Kermit, I feel your pain. I can only imagine how hard it is being a frog, but it sure was and sometimes still is hard to be a VAGIPRENEUR (SM). Any one in this space has faced big hurdles at every turn to get the word out regarding options for female satisfaction - even clinically-proven ones. Cable stations, radio stations, websites, celebrities, reality TV shows - no one wanted to talk about female satisfaction.
Just 3 years, the cover story of the New York Times Magazine was called, Unexcited? There May Be a Pill for That. The article spoke about a range of developments for female satisfaction. And here's the part where I felt like Kermit. According to the author, a noted expert in the field, more than one adviser to the industry told me that companies worried about the prospect that their study results would be too strong, that the F.D.A. would reject an application out of concern that a chemical would lead to female excesses, crazed binges of infidelity, societal splintering. Seriously, industry doesn't want these products to work because women who have options for satisfaction might be roaming the streets in heat? I don't recall hearing those same concerns over the last 18 years about the societal dangers of men wielding four-hour erections in the streets.

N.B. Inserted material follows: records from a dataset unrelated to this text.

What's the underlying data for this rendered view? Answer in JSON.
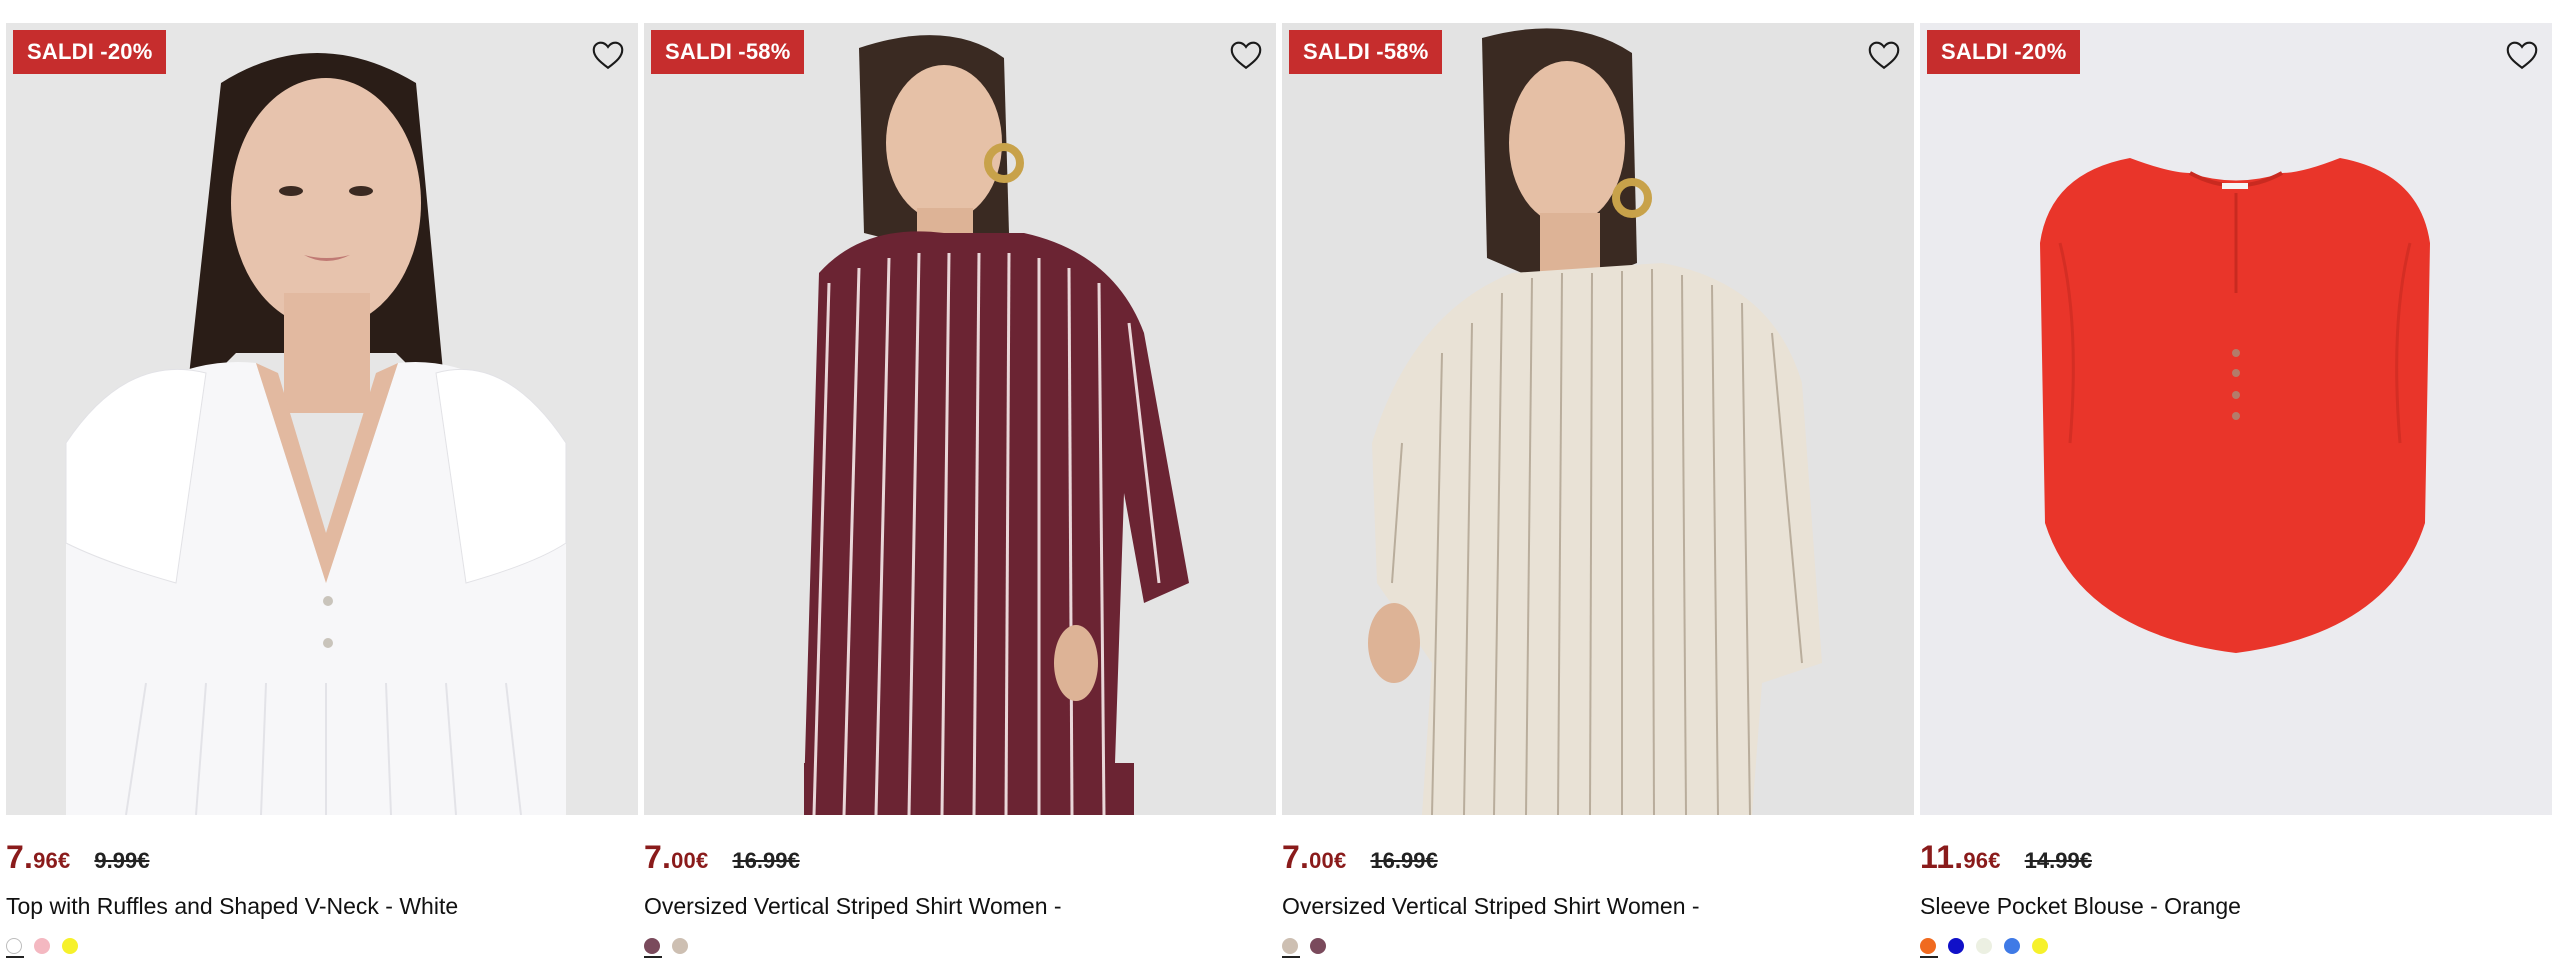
{
  "products": [
    {
      "badge": "SALDI -20%",
      "price_int": "7",
      "price_dec": "96€",
      "price_old": "9.99€",
      "title": "Top with Ruffles and Shaped V-Neck - White",
      "swatches": [
        "#ffffff",
        "#f4b8c1",
        "#f6f12b"
      ]
    },
    {
      "badge": "SALDI -58%",
      "price_int": "7",
      "price_dec": "00€",
      "price_old": "16.99€",
      "title": "Oversized Vertical Striped Shirt Women -",
      "swatches": [
        "#7a4a5c",
        "#cdbfb2"
      ]
    },
    {
      "badge": "SALDI -58%",
      "price_int": "7",
      "price_dec": "00€",
      "price_old": "16.99€",
      "title": "Oversized Vertical Striped Shirt Women -",
      "swatches": [
        "#cdbfb2",
        "#7a4a5c"
      ]
    },
    {
      "badge": "SALDI -20%",
      "price_int": "11",
      "price_dec": "96€",
      "price_old": "14.99€",
      "title": "Sleeve Pocket Blouse - Orange",
      "swatches": [
        "#f06a1f",
        "#1010c8",
        "#ecf0e2",
        "#3f7ae6",
        "#f6f12b"
      ]
    }
  ],
  "colors": {
    "badge_bg": "#c62d2d",
    "price_now": "#8a1b1b"
  },
  "icons": {
    "favorite": "heart-outline-icon"
  }
}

And just a couple of years ago, our company was excited about a potential big break. We were going to be in the gift bags (you know those celebrity giveaways for people who already have tons of stuff) at a major awards show. We felt as if we had arrived -- national coverage, our products in the hands of celebrities, paparazzi -- the whole nine yards. BUT, in the final moments, the powers that be decided that our product was inappropriate and might make people uncomfortable. Final ruling -- no dice on the gift bag. Cue Kermit in the background.
But alas I don't feel dejected. I am feeling a little more hopeful every day, every month, every year. I am starting to hear Kermit in much lower volume and hearing Bob Dylan's voice pick up steam.
Come gather 'round people
Wherever you roam
And admit that the waters
Around you have grown
Your old road is rapidly agin'
Please get out of the new one
If you can't lend your hand
For the times they are a-changin'
So what has caused this change -- evidence that times are really changin'? This past February, the airwaves were on fire over the controversy of the inclusion of a device to enhance physical arousal and increase interest in sex in the Oscar gift bags -- the gift bag of all gift bags for the awards show of all awards show. The Academy of Motion Picture Arts and Sciences (the ones who give out those golden statuettes) went nuts saying that this product and some others were giving Oscars a bad name. BUT friends following at home, this time no one got cold feet. Sure, people screamed and yelled and objected, but the product stayed in the bag - and I am sure that many of the recipients were happy with their gift (whether they won an award or not).
Just a few weeks ago, the same media organization that ran the article expressing concern over sex-crazed binges published an article on the front page of its Sunday Review section. The New York Times headline read The Tampon of the Future. Imagine my delight that the article covered a lot of ground about exciting developments in female health, the growing importance of female networks for product development and the possibilities of this new technology.
Menstrual flow contains more than just blood; it is also rich with cells shed by the ovaries and uterus. Those cells, paired with genomics tools, might open up a window on women's bodies and give early warning of cancer and reproductive diseases.
Well look at that - the world didn't grind to a halt with the mention of the benefits of menstrual flow in the Times. I also particularly liked the reference from Eric von Hippel, an innovation expert at MIT. What we find is that functionally novel innovations -- those for which a market is not yet defined -- tend to come from users. The reason users are so inventive is twofold. One is that they know the needs firsthand. The other is that they have skin in the game. I think that is Eric von Hippel's way of saying, You Go, Girl!
Who knows, pretty soon, maybe people won't squirm when they hear the word vagina, and we might even hear it online, on TV, all over. So I am going to hang in there as a VAGIPRENEUR (SM) - watching and participating in these changin' times.